This report offers an overview of the evolution of the relationship and conflicts between
institutional and non-institutional actors during the Covid-19 pandemic. It aims to
do so by examining a range of writing on how grounded, grassroots responses emerged at a
local level, opposing the limits and shortcomings of the institutional, centralised approach to
the pandemic. The role of cities and borders is taken as paradigmatic, with these dimensions
being approached as significant terrains of political opposition and change – in line with
existing evidence. In other words, privileged attention is devoted to migration-oriented political
actions and to right-to-the-city and municipalist practices, providing several empirical
examples of these dynamics, particularly from Southern Europe. In doing so, this report tries

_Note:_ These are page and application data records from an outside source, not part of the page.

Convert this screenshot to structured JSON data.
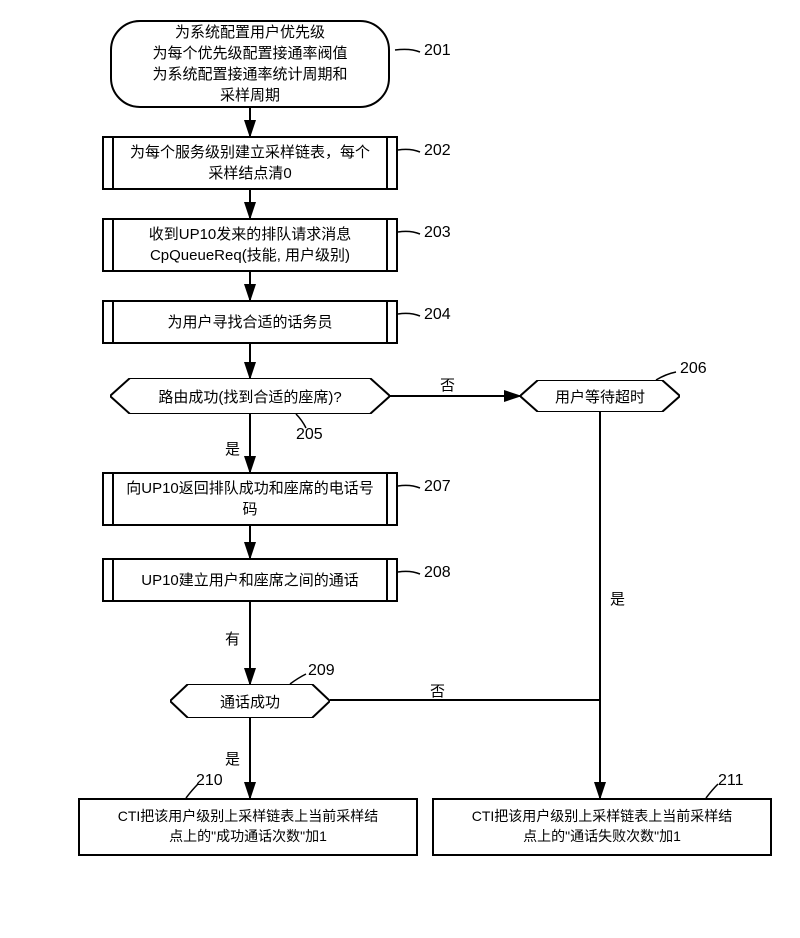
{
  "nodes": {
    "n201": "为系统配置用户优先级\n为每个优先级配置接通率阀值\n为系统配置接通率统计周期和\n采样周期",
    "n202": "为每个服务级别建立采样链表，每个\n采样结点清0",
    "n203": "收到UP10发来的排队请求消息\nCpQueueReq(技能, 用户级别)",
    "n204": "为用户寻找合适的话务员",
    "n205": "路由成功(找到合适的座席)?",
    "n206": "用户等待超时",
    "n207": "向UP10返回排队成功和座席的电话号\n码",
    "n208": "UP10建立用户和座席之间的通话",
    "n209": "通话成功",
    "n210": "CTI把该用户级别上采样链表上当前采样结\n点上的\"成功通话次数\"加1",
    "n211": "CTI把该用户级别上采样链表上当前采样结\n点上的\"通话失败次数\"加1"
  },
  "labels": {
    "l201": "201",
    "l202": "202",
    "l203": "203",
    "l204": "204",
    "l205": "205",
    "l206": "206",
    "l207": "207",
    "l208": "208",
    "l209": "209",
    "l210": "210",
    "l211": "211"
  },
  "edges": {
    "yes": "是",
    "no": "否",
    "has": "有"
  }
}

to induce introductory elements for a broader debate that, beyond the specific dimensions of
cities and borders, will involve also the roles of and the complex relationships between

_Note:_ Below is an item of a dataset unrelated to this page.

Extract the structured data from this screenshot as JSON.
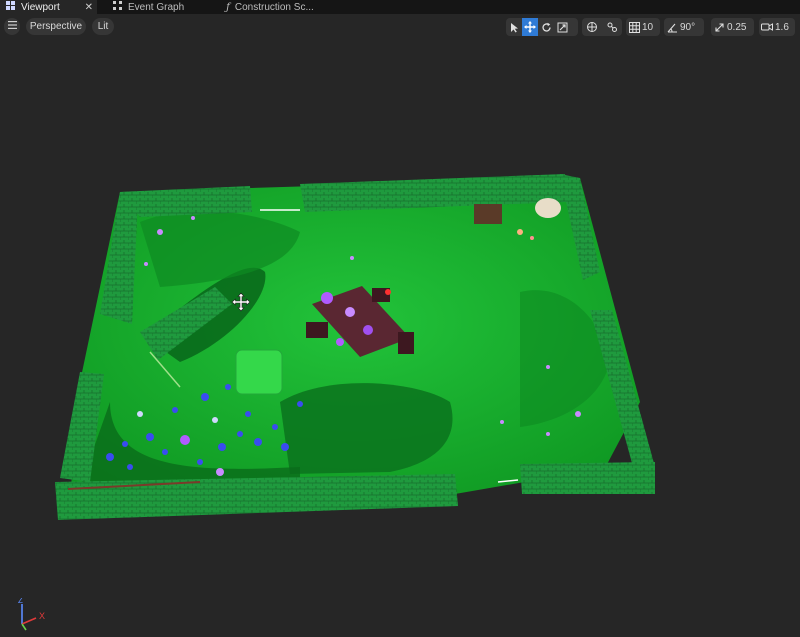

institutions and non-institutional actors.
This report has been produced thanks to the support of the Rosa Luxemburg Stiftung and the German Federal Ministry for Economic Cooperation and Development.
Photo by RF._.studio